This quotation isn’t used in the suit, what is used in the claim of notice is an especially libelous four sentence rant from only one of the defendants. It’s not clear what the 17 other defendants wrote to earn inclusion in the suit.
Nonetheless, Burke’s legal team won a key battle on Tuesday when they received permission from the B.C. Supreme Court to serve notice to the seven defendants that have yet to be identified – the other 11 have either already been identified or are not easily tracked down – via the message boards they used to spread their alleged defamation. They will be served legal papers through a direct message.
This is the solution Burke’s lawyers have come to after administrators of the message boards and websites – where the comments in question were originally published – denied requests to identify the defendants. Many of these original posts and threads have since been deleted, with many of the original authors remaining inactive once word of the suit began to spread.
It’s an important victory for Burke because it forces the unknown accused into something of a catch-22. If the seven who are to be notified by direct message through the websites that they used to make their claims wish to remain unknown, they risk being identified later and penalized through a default judgment without any defence. If they want a chance to fight the lawsuit, they will have to identify themselves and risk a verdict in Burke’s favor.
For sports fans, it feels as though there’s a defining moment around the corner. First of all, this has never happened before. No one from the sports world has ever gone after internet detractors in the manner with which Burke is proceeding. He’s not ignoring it. He’s not letting it roll of his back. He’s attacking the people who have attacked him, even if those attacks are varied in vitriol from less than powerful sources.
The defendants in the civil case do represent a sadly common element of sports fans who depend on technology for information and expression without the necessary filter between these two uses. With technological advances giving us increased access to sports news, our vicarious relationship to sports has extended to areas beyond the actual team playing games and into the front office. This allows us to make a figure like Brian Burke the face of a franchise. We’re increasingly aware of what he does and how he does it, making his successful trades our successful trades, and his failing free agent signings our failing free agent signings.
As long as this is contained to sports we’re typically comfortable. Fans are just as likely to criticize the best player on their favorite team, as they are the general manager of their team. Just as technological advances have allowed us to expand our relationship to sports, it’s also allowed us expand the platform from which we can offer our opinions on sports.
Again, as long as we remain in the realm of sports with all of this, it’s fine. If you want to write a blog entry or a message board post degrading a player, manager or front office, it’s all well and good. As long as you refrain from personal attacks, it’s typically a good thing for the sport and the team – no matter how harsh your take.

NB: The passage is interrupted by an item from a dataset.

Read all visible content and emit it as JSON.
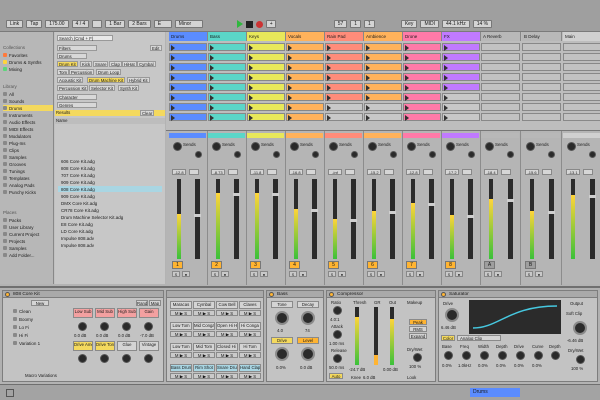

Unfortunately, we all have access to both information and platforms. The access is indiscriminate to our abilities to comprehend what is fair game and what is personal. It’s all possible. And this is what happened with the line-crossers in this case who decided it was all right to share untruthful information online. Reading through an interview with one of the accused, it’s not difficult to conclude that what’s lacking in maliciousness as a motivating factor is more than made up for in simply not understanding the impact of one’s words.
There’s a basic lack of comprehension for the power of the source that’s being used to express their opinions. The irony is found in their use of that very same source to inform the opinions that they express. Burke is pursuing the teaching of one of the harshest lessons ever taught, and it’s likely for the best that many of us are able to audit this course from afar rather than be a direct student.